_Task directions_
Copy each line of the records that includes "Control".
───── Data extracts
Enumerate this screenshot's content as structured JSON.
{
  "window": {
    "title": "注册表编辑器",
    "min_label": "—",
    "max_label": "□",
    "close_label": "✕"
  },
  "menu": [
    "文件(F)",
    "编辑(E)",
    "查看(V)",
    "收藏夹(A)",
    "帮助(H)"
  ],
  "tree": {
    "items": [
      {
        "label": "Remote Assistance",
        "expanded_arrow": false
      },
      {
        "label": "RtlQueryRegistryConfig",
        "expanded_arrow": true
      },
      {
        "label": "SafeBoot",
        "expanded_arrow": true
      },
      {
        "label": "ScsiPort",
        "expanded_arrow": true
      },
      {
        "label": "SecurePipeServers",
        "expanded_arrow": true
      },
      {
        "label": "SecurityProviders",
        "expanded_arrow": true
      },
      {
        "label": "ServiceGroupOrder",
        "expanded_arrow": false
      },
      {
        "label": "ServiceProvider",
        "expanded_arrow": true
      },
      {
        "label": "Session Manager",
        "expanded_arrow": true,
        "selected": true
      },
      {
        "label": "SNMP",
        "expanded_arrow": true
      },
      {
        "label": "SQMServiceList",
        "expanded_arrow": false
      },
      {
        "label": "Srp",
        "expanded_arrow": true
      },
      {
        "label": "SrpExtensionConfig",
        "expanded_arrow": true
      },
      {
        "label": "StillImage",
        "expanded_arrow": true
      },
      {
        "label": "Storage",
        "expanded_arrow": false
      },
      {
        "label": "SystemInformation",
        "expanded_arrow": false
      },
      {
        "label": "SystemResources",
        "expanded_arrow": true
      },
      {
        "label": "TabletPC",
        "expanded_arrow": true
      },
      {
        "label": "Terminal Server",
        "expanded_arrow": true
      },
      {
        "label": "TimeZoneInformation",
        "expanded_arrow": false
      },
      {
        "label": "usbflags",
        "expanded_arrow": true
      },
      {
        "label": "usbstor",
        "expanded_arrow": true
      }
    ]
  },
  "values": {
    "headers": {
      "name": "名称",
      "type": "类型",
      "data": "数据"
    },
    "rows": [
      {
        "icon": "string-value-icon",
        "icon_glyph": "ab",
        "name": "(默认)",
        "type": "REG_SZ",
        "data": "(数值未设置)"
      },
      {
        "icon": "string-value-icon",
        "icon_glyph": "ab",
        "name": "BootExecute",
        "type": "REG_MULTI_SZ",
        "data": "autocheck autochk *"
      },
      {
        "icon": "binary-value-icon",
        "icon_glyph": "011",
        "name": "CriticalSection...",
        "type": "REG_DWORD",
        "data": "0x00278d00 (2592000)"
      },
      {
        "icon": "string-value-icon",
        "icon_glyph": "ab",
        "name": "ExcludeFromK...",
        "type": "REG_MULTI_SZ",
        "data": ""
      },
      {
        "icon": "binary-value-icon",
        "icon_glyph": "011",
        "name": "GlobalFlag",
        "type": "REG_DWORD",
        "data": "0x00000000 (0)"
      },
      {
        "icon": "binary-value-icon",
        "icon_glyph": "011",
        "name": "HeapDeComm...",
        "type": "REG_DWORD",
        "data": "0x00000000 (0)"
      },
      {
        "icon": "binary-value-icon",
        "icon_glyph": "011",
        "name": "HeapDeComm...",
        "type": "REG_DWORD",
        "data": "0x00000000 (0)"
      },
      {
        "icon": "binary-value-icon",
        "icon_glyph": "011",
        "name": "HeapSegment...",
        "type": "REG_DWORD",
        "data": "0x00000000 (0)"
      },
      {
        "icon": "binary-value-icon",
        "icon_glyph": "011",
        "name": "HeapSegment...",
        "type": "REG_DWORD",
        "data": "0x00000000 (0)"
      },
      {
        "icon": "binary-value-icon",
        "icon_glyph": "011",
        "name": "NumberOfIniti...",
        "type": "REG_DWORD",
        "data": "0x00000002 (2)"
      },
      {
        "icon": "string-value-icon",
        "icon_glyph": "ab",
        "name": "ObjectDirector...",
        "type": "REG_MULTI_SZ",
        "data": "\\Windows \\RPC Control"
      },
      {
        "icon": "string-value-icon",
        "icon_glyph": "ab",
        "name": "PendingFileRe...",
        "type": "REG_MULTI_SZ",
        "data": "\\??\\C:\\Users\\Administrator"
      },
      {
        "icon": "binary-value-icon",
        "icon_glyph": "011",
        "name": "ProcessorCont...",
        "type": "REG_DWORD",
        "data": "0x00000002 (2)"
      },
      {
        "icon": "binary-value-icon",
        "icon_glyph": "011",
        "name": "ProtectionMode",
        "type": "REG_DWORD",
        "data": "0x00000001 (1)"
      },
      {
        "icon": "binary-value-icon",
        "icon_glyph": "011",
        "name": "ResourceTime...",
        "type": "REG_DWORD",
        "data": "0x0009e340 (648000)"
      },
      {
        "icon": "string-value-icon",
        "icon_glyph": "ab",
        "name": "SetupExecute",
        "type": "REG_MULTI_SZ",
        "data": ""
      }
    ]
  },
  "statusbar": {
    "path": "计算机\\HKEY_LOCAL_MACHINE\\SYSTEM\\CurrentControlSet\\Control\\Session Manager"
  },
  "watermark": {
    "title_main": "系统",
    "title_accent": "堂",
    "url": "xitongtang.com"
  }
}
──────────
_Response area_
        "data": "\\Windows \\RPC Control"
    "path": "计算机\\HKEY_LOCAL_MACHINE\\SYSTEM\\CurrentControlSet\\Control\\Session Manager"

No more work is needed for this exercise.